3 Big Dividend Stocks That Could Doublehttp://www.fool.com/investing/dividends-income/2012/04/18/3-big-dividend-stocks-that-could-double-.aspx Jeremy Bowman
April 18, 2012
It's no secret that investors love dividends. The quarterly checks provide some instant gratification in the long-term investing game, and reinvesting them can be one of the best ways to make the most out of your money.
But dividend stocks often demand a sacrifice from investors. Companies that make those quarterly payments are generally slow-growers whose days of multibagger investment returns are over. If they believe the best use of their money is simply to return it to investors, they're probably content to grow just a little faster than the economy as a whole. These tend to be businesses with huge brands like Coca-Cola or Procter & Gamble, or industries like energy, telecom, or pharma that generate the cash flow for dividends without a need for massive investment in acquisitions or research and development.
Occasionally, though, an investor can find a high-yielding stock with upside potential in its share price, which usually happens when a dividend payer has been beaten down by the market. This creates not only an opportunity for the share price to soar, but also an ideal investing opportunity, because the dividend yield is unnaturally high. Let's take a look at three such stocks that present these opportunities.
SUPERVALU (NYSE: SVU )
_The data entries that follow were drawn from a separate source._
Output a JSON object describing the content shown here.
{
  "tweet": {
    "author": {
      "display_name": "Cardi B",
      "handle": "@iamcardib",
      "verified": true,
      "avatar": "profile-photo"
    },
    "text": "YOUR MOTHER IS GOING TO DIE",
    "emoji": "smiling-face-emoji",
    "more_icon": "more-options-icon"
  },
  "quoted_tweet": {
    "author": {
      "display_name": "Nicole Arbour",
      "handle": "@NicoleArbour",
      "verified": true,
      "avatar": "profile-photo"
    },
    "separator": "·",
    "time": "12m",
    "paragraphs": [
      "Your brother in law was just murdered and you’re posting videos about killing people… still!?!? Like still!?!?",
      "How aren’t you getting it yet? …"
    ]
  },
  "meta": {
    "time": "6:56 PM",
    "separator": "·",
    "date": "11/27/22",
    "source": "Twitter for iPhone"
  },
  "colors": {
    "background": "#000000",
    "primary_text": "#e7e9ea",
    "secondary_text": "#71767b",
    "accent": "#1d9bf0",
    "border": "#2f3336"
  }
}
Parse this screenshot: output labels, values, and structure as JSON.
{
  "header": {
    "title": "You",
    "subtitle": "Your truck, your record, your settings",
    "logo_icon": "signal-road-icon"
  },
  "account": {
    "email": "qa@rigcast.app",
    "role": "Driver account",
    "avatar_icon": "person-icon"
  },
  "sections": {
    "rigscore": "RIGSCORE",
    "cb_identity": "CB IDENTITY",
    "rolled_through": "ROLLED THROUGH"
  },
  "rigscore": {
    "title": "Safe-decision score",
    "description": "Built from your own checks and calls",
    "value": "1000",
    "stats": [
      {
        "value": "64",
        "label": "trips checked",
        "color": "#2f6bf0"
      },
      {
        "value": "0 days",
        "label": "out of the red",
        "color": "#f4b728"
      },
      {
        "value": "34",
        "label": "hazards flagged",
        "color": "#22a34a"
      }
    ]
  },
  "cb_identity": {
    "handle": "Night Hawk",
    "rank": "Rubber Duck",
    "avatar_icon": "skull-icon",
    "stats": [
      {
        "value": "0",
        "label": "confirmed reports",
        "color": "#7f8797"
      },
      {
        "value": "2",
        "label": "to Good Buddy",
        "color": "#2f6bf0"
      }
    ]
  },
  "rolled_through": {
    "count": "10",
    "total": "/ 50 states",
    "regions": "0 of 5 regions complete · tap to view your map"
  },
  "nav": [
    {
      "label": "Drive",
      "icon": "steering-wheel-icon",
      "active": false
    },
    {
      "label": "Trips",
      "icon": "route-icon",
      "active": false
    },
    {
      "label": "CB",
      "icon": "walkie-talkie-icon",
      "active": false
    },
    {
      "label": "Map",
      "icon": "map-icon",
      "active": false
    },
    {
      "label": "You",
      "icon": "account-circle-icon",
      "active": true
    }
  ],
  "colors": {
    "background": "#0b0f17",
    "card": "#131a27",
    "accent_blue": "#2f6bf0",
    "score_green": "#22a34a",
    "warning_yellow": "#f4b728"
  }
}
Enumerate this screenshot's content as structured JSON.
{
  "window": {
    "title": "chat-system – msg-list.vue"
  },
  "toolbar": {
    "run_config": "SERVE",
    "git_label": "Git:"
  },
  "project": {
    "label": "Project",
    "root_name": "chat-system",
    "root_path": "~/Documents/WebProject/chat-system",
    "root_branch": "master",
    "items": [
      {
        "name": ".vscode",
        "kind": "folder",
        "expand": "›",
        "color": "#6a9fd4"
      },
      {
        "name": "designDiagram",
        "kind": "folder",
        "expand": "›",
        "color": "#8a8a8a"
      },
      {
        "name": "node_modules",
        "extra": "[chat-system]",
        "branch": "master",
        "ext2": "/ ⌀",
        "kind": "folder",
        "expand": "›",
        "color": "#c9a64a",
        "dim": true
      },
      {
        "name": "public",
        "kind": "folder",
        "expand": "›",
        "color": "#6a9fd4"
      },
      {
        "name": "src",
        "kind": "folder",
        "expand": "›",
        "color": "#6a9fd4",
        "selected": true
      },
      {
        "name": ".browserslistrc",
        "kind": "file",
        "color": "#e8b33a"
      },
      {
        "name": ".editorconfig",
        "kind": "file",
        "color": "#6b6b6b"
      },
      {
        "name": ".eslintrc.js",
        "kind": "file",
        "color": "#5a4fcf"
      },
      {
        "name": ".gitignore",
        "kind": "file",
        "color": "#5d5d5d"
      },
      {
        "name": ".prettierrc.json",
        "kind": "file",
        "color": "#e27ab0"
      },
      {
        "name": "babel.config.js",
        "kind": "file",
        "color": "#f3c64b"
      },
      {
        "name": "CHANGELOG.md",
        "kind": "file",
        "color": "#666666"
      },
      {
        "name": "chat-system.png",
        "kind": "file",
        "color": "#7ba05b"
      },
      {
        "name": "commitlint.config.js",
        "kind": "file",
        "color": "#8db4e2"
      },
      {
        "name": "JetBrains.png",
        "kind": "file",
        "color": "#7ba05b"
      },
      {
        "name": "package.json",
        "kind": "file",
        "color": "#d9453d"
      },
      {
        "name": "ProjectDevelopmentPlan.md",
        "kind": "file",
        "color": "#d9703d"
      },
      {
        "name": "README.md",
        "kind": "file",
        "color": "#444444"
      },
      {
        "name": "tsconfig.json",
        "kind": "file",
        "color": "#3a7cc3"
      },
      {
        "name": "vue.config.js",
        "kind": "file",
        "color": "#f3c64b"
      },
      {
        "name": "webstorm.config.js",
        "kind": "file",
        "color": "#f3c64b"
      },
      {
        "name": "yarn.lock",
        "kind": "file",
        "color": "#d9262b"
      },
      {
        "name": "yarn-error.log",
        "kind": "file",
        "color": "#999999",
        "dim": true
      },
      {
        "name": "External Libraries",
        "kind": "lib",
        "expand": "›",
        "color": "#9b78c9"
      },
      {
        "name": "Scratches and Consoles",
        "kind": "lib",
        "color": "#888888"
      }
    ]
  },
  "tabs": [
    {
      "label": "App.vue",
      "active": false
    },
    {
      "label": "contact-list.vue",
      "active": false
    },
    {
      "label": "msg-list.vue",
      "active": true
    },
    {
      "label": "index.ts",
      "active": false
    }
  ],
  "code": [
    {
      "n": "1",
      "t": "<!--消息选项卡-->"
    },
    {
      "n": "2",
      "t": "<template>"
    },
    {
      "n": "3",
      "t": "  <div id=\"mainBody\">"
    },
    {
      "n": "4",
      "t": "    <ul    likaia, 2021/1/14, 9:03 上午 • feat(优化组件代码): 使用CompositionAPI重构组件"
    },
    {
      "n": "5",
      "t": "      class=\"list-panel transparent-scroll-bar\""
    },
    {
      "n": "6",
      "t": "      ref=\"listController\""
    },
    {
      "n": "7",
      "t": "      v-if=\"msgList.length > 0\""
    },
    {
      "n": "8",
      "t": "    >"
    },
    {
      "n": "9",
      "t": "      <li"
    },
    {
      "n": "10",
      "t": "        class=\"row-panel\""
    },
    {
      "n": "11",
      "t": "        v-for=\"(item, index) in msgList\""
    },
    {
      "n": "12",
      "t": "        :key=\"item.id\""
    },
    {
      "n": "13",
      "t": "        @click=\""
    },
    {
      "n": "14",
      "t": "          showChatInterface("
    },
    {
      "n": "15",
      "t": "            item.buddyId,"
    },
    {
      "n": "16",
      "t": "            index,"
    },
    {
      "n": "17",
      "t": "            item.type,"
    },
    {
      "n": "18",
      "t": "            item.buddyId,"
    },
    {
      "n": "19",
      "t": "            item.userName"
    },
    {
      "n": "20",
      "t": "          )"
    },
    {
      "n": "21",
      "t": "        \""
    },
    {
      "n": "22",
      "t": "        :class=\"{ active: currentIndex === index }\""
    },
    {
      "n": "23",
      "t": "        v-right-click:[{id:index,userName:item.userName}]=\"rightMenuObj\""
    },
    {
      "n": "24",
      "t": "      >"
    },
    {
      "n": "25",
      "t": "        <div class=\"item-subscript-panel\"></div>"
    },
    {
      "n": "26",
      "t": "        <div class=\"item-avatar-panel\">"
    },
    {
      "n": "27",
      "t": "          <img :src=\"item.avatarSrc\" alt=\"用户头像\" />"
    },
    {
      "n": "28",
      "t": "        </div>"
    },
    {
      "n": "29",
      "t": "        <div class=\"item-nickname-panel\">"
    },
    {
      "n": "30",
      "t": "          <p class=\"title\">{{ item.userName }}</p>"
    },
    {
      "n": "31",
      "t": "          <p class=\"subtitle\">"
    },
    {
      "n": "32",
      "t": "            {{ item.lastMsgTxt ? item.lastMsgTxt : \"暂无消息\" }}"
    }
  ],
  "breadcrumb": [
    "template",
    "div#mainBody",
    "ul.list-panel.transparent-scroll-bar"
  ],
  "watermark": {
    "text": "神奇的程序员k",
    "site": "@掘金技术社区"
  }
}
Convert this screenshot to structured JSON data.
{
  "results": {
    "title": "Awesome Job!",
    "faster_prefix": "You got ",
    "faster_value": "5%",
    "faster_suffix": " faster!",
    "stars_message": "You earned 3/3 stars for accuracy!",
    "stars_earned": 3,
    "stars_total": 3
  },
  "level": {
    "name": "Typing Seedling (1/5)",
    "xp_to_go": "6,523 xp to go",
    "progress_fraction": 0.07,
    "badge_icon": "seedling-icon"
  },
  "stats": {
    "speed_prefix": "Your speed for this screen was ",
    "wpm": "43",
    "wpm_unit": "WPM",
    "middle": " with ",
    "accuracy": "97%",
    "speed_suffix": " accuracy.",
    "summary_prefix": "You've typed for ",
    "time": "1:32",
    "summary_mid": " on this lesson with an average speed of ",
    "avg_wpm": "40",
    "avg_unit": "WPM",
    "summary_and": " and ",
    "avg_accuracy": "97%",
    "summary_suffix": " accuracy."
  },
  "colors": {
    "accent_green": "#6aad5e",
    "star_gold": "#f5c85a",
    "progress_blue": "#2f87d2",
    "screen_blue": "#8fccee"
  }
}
The company's shares have taken a hit over the last year, due in part to a restructuring plan that meant sizable losses in the last two quarters. With that redirection now in the rearview mirror, SUPERVALU looks like a steal. Analysts estimate earnings of $1.27 for this fiscal year, which gives the company a forward P/E of less than 5. Add a 5.5% dividend yield into the mix, and the reasons to invest look compelling. While the income statement has taken a hit due to the restructuring, SUPERVALU's cash flow remains strong enough to support the dividend payouts.
Niska Gas Storage (NYSE: NKA )
But Niska is the largest independent natural-gas storer in North America, and it makes money off the volatility in the commodity price -- and by storing gas in the summer, when it's cheaper, and selling in the winter, when prices generally go up. This year's warm winter was among a host of problems that have knocked its share price down, and low prices and stability in gas prices have also hurt its business model. While natural-gas prices have continued to decline, Niska shares appear to have bottomed out, having traded near